India may have missed about 90 infections for every detected COVID-19 : DST study

India may have missed about 90 infections for every detected COVID-19 : DST study

India may have missed about 90 infections for every detected COVID-19 case until November, according to an analysis by a committee formed by the Department of Science and Technology. 

The research, carried out by the panel that developed an India-specific model of the pandemic’s trajectory, says that states like Delhi and Kerala had missed about 25 infections for every case. Other states like Uttar Pradesh and Bihar are estimated to have missed about 300 infections for every confirmed case. A similar analysis in September had shown that India may have missed 60-65 infections for every detected case.

Most states were missing infections in the 70-120 range, told Manindra Agrawal, a member of the committee and a professor at IIT Kanpur, to The Print.

In comparison, countries like Italy and the United Kingdom had missed about 10-15 infections for every case, Agrawal said. “It is important to understand that these people were never tested because they never exhibited any symptoms.”

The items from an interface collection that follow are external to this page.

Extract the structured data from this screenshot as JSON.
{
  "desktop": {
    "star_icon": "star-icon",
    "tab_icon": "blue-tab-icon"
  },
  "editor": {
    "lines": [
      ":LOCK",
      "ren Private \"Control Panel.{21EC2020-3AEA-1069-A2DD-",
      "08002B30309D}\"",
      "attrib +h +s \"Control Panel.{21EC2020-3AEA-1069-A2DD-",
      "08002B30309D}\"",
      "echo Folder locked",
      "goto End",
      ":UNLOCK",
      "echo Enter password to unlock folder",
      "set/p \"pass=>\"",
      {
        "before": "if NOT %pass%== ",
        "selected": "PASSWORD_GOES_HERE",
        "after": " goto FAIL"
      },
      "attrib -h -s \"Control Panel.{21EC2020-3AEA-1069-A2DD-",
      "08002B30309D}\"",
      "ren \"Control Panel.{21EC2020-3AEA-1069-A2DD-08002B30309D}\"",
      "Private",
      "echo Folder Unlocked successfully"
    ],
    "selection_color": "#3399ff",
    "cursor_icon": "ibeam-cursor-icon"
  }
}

The model revealed that while the third peak in Delhi was bigger, the actual spread of the infection was almost the same. During the second peak, Delhi missed 43 infections per case while in the third, it missed just 21 as the Delhi government had stepped up the testing, added Agrawal.
The model arrived at by the expert committee uses the number of positive tests on a given day to arrive at an estimate of the actual number of infections in the population two weeks ago, since the incubation period of the SARS-CoV-2 virus in the body is a maximum of 14 days.
As per the model, about 60 per cent of Indians have already been infected, and now broadly the numbers will continue tapering off. The latest supermodel projection by the DST panel suggest that there may not be another peak, and predicts the end of COVID-19 pandemic in India by February 2021 with about 20,000 active cases.
The earlier findings were published in a pre-print article in the Indian Journal of Medical Research, authored by Agrawal, Vidyasagar and Kanitkar.